[35] July 6, 2000, oral interview with David A. Ashby. Ashby served as the president of the Icelandic Association of Utah, Inc. from 1994–95 as well as 1999–2000. He is currently serving as the director of Iceland relations in the Association.

[36] “Iceland’s Ambassador visits Sp. Fork,” Spanish Fork Press, April 12, 2001, 5.

[37] “Icelandic Olympic Reception Draws Crowd,” Daily Herald (Provo), February 27, 2002, 1.

[38] “Icelandic Olympic Reception Draws Crowd,” 1.

[39] The memorial site also has new landscaping, which adds a renewed beauty to the lighthouse monument erected in 1938. On June 26, 2005, David A. Ashby told me that in a recent interview he had with Deseret News reporter Roger Harding, David mentioned that there was symbolism behind the lighthouse that most visitors viewed as merely a reminder of the seafaring nature of the Icelandic people. However, Ashby added that to him it also represented the Light of Christ, which not only holds the Icelanders of Utah with the people of their homeland but also all of God’s children spread throughout the earth.

[40] On December 1 the First Presidency issued the following statement: “We wish to reiterate the long-standing counsel to members of the Church to remain in their homelands rather than immigrate to the United States. As members throughout the world remain in their homelands, working to rebuild the Church in their native countries, great blessings will come to them personally and to the Church collectively” (Church News, December 11, 1999, 7).
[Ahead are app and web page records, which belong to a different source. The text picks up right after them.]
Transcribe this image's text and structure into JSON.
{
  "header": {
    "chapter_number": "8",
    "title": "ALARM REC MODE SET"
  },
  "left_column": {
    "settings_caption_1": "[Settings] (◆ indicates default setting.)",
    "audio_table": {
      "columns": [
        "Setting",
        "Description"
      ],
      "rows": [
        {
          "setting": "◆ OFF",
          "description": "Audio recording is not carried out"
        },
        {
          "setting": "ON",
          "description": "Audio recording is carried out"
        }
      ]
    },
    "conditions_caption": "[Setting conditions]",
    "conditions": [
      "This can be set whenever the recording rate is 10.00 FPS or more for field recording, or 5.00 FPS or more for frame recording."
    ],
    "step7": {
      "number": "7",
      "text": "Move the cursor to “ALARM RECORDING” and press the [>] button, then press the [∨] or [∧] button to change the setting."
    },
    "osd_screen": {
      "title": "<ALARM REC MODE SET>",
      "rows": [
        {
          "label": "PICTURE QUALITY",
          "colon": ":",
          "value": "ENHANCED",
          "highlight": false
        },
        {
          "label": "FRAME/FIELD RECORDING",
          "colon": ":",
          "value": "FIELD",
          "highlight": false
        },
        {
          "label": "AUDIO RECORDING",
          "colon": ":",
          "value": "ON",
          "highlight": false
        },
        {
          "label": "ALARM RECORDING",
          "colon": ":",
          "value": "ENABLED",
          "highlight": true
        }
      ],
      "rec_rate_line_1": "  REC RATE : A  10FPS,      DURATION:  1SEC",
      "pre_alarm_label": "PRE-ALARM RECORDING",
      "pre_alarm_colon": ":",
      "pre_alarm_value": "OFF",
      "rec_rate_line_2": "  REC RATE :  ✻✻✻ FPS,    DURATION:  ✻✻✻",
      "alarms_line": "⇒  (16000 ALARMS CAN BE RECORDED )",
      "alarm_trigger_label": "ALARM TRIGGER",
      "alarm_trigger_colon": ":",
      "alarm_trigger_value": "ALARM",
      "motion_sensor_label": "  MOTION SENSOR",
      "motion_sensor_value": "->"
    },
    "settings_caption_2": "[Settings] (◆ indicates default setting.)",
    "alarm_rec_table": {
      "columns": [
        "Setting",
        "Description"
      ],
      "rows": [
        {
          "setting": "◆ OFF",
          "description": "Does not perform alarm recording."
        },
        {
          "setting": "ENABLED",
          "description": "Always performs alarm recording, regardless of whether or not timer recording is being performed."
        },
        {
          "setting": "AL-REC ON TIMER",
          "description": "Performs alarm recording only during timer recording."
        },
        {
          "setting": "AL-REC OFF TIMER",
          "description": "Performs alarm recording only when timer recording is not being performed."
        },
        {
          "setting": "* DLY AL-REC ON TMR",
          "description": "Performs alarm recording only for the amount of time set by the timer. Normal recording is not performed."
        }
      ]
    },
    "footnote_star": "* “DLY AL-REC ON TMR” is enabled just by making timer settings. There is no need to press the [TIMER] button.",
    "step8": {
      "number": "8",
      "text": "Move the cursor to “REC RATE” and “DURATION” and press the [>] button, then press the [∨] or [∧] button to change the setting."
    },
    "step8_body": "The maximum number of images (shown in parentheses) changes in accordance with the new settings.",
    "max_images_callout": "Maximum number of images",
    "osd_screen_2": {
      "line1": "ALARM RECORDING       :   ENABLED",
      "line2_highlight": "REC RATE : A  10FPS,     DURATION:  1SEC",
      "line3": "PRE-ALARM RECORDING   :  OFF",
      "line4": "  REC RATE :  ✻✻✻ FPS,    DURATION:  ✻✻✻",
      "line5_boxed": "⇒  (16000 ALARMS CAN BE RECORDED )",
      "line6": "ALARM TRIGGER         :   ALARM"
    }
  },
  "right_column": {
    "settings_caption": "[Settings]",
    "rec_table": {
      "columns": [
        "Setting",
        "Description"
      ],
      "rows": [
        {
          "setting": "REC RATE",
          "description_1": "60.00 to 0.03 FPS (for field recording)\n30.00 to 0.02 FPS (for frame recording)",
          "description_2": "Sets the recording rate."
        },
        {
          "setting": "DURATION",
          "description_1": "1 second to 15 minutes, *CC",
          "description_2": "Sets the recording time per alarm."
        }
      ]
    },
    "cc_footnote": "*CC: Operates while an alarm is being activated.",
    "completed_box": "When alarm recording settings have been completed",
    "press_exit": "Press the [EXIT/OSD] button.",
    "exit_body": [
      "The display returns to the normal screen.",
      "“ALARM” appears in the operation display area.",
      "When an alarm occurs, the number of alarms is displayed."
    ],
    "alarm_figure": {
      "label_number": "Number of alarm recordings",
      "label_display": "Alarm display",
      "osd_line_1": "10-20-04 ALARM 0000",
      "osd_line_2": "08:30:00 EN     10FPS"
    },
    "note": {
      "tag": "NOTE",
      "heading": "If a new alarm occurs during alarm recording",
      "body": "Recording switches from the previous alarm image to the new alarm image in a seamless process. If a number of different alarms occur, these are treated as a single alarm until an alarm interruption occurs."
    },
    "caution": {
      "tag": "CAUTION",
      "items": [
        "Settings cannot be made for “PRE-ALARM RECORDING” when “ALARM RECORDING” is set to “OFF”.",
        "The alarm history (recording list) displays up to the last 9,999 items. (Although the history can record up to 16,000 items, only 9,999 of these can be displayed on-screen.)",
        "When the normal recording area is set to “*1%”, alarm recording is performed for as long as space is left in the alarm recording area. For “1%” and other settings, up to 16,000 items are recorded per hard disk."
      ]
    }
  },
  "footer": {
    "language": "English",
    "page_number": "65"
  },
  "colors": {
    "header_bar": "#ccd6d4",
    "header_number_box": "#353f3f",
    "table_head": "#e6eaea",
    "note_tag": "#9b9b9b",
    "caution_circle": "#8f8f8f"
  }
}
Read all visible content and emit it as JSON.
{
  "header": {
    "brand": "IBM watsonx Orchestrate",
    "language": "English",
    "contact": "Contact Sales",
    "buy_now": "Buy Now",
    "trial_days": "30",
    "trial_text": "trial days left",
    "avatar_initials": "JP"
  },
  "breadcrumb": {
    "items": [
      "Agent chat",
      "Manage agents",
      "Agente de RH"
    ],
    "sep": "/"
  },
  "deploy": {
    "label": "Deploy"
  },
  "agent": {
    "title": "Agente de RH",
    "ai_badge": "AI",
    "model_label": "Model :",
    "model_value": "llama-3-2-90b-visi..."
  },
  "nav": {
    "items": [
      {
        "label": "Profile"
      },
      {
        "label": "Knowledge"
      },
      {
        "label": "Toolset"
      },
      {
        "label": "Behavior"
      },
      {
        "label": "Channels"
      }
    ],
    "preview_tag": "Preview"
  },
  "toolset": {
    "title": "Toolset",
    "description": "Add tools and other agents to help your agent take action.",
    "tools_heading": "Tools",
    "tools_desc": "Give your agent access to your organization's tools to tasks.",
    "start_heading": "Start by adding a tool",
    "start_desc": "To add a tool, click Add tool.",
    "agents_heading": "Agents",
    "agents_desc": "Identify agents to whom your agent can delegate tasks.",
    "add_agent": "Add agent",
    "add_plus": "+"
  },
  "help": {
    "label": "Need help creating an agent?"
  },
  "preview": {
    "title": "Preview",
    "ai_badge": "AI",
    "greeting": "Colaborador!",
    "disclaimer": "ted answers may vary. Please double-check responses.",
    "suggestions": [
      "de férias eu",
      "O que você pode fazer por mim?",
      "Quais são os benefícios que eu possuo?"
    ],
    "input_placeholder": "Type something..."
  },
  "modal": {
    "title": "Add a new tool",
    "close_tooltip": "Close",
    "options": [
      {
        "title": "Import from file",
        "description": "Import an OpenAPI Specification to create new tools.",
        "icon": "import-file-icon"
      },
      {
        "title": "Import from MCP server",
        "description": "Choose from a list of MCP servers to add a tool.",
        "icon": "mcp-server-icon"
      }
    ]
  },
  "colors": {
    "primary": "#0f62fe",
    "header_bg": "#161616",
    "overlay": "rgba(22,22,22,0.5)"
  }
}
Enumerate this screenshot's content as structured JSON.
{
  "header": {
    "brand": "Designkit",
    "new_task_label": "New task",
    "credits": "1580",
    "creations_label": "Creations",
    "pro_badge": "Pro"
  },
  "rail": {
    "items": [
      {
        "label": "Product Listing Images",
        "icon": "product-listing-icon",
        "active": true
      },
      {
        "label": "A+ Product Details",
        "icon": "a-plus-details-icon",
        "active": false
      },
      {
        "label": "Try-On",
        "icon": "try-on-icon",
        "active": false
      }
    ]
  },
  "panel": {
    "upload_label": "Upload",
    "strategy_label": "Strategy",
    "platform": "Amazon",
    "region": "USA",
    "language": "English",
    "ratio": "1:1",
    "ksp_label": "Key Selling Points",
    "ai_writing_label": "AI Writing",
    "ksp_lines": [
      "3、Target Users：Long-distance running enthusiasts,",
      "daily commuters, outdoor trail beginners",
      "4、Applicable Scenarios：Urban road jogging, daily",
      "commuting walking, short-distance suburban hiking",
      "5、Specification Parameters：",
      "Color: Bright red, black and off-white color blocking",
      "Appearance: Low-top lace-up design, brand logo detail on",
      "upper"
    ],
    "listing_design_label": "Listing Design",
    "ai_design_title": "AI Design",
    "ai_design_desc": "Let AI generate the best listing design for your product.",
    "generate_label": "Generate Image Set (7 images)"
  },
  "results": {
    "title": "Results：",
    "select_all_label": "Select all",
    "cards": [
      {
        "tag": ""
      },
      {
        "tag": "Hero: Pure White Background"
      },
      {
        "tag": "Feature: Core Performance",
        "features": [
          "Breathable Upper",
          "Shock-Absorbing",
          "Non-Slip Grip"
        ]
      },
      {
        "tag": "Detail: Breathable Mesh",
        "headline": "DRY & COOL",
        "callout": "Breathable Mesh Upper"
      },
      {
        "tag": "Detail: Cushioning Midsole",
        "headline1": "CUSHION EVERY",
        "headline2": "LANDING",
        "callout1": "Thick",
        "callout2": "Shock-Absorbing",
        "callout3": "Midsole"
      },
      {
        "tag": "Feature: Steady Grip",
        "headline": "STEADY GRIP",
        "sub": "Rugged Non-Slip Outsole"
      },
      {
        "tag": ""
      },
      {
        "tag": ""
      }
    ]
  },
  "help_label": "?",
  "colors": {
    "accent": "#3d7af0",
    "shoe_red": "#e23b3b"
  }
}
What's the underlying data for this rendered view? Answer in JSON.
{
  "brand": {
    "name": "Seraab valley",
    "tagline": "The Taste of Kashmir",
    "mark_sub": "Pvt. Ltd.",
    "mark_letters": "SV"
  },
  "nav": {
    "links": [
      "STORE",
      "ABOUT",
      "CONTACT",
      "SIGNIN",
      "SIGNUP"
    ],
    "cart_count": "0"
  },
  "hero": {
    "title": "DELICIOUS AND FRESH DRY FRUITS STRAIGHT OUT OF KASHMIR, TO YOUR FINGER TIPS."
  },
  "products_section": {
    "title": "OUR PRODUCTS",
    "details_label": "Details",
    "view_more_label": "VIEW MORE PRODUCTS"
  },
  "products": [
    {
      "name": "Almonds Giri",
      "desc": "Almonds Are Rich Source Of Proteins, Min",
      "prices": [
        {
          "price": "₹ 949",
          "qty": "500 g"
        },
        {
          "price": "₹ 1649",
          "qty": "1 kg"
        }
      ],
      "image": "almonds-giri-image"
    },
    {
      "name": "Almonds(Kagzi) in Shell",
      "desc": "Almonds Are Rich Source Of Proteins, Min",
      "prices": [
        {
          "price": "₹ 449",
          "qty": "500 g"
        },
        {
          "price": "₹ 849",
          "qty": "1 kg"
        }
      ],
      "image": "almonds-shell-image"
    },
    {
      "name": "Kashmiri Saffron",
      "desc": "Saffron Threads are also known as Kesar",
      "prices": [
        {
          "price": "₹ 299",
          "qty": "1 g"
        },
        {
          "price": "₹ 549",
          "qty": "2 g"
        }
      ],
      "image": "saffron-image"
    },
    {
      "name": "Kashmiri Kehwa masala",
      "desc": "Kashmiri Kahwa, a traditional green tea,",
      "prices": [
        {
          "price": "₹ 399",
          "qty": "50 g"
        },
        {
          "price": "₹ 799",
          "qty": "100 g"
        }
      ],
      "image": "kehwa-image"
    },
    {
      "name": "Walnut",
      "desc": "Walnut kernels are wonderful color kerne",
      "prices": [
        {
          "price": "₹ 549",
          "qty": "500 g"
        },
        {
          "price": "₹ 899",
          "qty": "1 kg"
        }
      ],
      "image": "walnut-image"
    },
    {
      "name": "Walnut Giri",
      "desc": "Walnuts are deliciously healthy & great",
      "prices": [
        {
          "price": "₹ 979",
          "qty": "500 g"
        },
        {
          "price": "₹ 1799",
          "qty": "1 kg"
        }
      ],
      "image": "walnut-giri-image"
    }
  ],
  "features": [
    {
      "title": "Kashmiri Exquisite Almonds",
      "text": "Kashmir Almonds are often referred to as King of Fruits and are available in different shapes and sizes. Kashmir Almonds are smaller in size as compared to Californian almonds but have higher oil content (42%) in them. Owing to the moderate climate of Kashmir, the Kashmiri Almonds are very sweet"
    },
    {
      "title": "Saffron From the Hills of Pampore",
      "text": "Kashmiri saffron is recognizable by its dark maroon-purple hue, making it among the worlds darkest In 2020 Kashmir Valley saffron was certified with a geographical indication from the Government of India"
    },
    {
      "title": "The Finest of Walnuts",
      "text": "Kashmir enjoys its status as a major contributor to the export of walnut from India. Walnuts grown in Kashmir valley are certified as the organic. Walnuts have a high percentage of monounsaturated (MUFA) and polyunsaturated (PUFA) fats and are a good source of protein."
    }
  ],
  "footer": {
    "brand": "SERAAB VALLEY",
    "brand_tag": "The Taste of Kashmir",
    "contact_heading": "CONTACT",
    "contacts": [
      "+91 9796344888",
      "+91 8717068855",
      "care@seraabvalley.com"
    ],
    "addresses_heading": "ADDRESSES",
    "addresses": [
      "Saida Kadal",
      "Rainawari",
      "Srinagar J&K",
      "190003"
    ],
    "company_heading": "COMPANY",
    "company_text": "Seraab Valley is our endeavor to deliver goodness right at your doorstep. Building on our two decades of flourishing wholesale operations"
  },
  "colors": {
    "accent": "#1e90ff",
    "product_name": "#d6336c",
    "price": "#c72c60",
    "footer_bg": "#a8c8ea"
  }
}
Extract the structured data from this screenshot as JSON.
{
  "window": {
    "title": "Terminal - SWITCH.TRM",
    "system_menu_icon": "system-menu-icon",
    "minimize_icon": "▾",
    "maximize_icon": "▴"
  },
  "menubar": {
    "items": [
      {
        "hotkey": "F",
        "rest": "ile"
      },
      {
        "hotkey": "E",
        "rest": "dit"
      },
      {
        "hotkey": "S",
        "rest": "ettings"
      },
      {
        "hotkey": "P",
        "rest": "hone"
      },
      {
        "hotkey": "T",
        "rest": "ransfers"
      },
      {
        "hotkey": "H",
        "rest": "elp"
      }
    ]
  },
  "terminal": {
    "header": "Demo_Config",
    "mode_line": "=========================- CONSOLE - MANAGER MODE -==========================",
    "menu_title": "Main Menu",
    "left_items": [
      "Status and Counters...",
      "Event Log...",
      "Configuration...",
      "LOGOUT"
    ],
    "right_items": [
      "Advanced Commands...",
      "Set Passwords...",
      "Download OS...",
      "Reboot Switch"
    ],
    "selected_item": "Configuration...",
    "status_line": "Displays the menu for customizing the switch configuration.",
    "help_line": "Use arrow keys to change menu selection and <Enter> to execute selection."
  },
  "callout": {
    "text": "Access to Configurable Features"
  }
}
[41] As previously noted, the Articles of Faith are part of the Latter-day Saint scriptures. Article 12 states: “We believe in being subject to kings, presidents, rulers, and magistrates, in obeying, honoring, and sustaining the law.”

[42] This center is owned by The Church of Jesus Christ of Latter-day Saints. In 1995 Clark T. Thorstenson was instrumental in arranging to have the Icelandic genealogical materials transferred from the Family History Center in Salt Lake to the Regional Family History Center in Spanish Fork, a very important source for this topic of study. Phylis and Marilyn Ashby, both members of the Icelandic Association of Utah, have compiled several volumes of textual and photographic materials that highlight the history of the Icelandic history of Spanish Fork and provide biographical sketches of hundreds of Icelanders in this region. In 1995 an article titled “Icelandic Historian Receives Annual ‘Heritage Award,’” Spanish Fork Press, August 10, 1995, 8, indicates that Phylis, who had begin serving as the Icelandic Association historian since 1987, was the recipient of the annual Icelandic Heritage Award. It also notes that Phylis would be passing on the job of historian to Marilyn but would still be of assistance if needed. David A. Ashby, “The Icelandic Settlement in Utah,” 18, estimates that nearly 100,000 descendants have come from the original 410 Icelanders who immigrated to Utah between 1855 and 1914, but he notes that they are now scattered across America and in other parts of the world.